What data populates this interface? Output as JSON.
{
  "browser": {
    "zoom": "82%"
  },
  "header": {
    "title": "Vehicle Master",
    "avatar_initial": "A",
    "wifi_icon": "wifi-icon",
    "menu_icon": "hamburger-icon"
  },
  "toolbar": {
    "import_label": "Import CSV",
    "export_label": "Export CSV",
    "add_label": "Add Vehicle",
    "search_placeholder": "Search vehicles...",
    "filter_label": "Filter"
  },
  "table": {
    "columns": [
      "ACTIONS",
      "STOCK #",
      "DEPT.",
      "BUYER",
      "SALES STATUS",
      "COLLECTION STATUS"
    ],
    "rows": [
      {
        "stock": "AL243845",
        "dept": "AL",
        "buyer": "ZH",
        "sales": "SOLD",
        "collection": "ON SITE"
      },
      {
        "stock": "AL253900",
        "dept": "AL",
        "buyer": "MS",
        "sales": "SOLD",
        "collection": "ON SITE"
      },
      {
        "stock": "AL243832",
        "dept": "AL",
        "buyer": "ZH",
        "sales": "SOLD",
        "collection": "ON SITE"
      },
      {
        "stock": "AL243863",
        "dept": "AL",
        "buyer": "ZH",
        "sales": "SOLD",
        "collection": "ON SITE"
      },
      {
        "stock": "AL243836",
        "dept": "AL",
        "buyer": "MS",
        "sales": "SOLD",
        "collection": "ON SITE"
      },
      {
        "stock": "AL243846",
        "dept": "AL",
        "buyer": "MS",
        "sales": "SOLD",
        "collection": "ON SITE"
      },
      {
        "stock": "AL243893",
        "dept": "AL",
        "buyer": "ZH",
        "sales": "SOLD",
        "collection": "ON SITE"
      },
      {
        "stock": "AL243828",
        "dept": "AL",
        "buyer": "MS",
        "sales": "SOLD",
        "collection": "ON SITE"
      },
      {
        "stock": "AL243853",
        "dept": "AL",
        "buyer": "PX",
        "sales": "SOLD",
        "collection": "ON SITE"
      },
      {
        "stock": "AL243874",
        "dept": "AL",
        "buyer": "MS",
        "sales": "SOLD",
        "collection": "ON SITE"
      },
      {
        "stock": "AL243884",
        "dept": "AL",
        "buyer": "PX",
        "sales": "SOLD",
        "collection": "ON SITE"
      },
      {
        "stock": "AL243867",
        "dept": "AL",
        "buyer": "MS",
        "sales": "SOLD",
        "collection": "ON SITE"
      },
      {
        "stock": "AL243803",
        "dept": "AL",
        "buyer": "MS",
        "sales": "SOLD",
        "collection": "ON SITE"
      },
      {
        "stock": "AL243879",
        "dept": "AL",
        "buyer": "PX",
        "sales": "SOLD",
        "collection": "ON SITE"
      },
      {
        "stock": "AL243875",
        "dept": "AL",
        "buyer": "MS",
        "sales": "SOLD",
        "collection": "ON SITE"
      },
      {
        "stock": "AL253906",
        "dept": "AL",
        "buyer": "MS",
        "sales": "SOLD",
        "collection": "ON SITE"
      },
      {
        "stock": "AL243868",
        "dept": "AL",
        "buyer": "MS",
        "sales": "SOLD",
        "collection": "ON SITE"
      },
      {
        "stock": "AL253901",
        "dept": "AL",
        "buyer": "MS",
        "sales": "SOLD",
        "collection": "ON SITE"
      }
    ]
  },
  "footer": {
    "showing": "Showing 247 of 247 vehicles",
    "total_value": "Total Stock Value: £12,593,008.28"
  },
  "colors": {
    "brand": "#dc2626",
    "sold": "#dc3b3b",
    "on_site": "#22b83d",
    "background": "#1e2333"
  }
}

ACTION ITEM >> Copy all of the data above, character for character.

EXPECTED OUTPUT >>
What data populates this interface? Output as JSON.
{
  "browser": {
    "zoom": "82%"
  },
  "header": {
    "title": "Vehicle Master",
    "avatar_initial": "A",
    "wifi_icon": "wifi-icon",
    "menu_icon": "hamburger-icon"
  },
  "toolbar": {
    "import_label": "Import CSV",
    "export_label": "Export CSV",
    "add_label": "Add Vehicle",
    "search_placeholder": "Search vehicles...",
    "filter_label": "Filter"
  },
  "table": {
    "columns": [
      "ACTIONS",
      "STOCK #",
      "DEPT.",
      "BUYER",
      "SALES STATUS",
      "COLLECTION STATUS"
    ],
    "rows": [
      {
        "stock": "AL243845",
        "dept": "AL",
        "buyer": "ZH",
        "sales": "SOLD",
        "collection": "ON SITE"
      },
      {
        "stock": "AL253900",
        "dept": "AL",
        "buyer": "MS",
        "sales": "SOLD",
        "collection": "ON SITE"
      },
      {
        "stock": "AL243832",
        "dept": "AL",
        "buyer": "ZH",
        "sales": "SOLD",
        "collection": "ON SITE"
      },
      {
        "stock": "AL243863",
        "dept": "AL",
        "buyer": "ZH",
        "sales": "SOLD",
        "collection": "ON SITE"
      },
      {
        "stock": "AL243836",
        "dept": "AL",
        "buyer": "MS",
        "sales": "SOLD",
        "collection": "ON SITE"
      },
      {
        "stock": "AL243846",
        "dept": "AL",
        "buyer": "MS",
        "sales": "SOLD",
        "collection": "ON SITE"
      },
      {
        "stock": "AL243893",
        "dept": "AL",
        "buyer": "ZH",
        "sales": "SOLD",
        "collection": "ON SITE"
      },
      {
        "stock": "AL243828",
        "dept": "AL",
        "buyer": "MS",
        "sales": "SOLD",
        "collection": "ON SITE"
      },
      {
        "stock": "AL243853",
        "dept": "AL",
        "buyer": "PX",
        "sales": "SOLD",
        "collection": "ON SITE"
      },
      {
        "stock": "AL243874",
        "dept": "AL",
        "buyer": "MS",
        "sales": "SOLD",
        "collection": "ON SITE"
      },
      {
        "stock": "AL243884",
        "dept": "AL",
        "buyer": "PX",
        "sales": "SOLD",
        "collection": "ON SITE"
      },
      {
        "stock": "AL243867",
        "dept": "AL",
        "buyer": "MS",
        "sales": "SOLD",
        "collection": "ON SITE"
      },
      {
        "stock": "AL243803",
        "dept": "AL",
        "buyer": "MS",
        "sales": "SOLD",
        "collection": "ON SITE"
      },
      {
        "stock": "AL243879",
        "dept": "AL",
        "buyer": "PX",
        "sales": "SOLD",
        "collection": "ON SITE"
      },
      {
        "stock": "AL243875",
        "dept": "AL",
        "buyer": "MS",
        "sales": "SOLD",
        "collection": "ON SITE"
      },
      {
        "stock": "AL253906",
        "dept": "AL",
        "buyer": "MS",
        "sales": "SOLD",
        "collection": "ON SITE"
      },
      {
        "stock": "AL243868",
        "dept": "AL",
        "buyer": "MS",
        "sales": "SOLD",
        "collection": "ON SITE"
      },
      {
        "stock": "AL253901",
        "dept": "AL",
        "buyer": "MS",
        "sales": "SOLD",
        "collection": "ON SITE"
      }
    ]
  },
  "footer": {
    "showing": "Showing 247 of 247 vehicles",
    "total_value": "Total Stock Value: £12,593,008.28"
  },
  "colors": {
    "brand": "#dc2626",
    "sold": "#dc3b3b",
    "on_site": "#22b83d",
    "background": "#1e2333"
  }
}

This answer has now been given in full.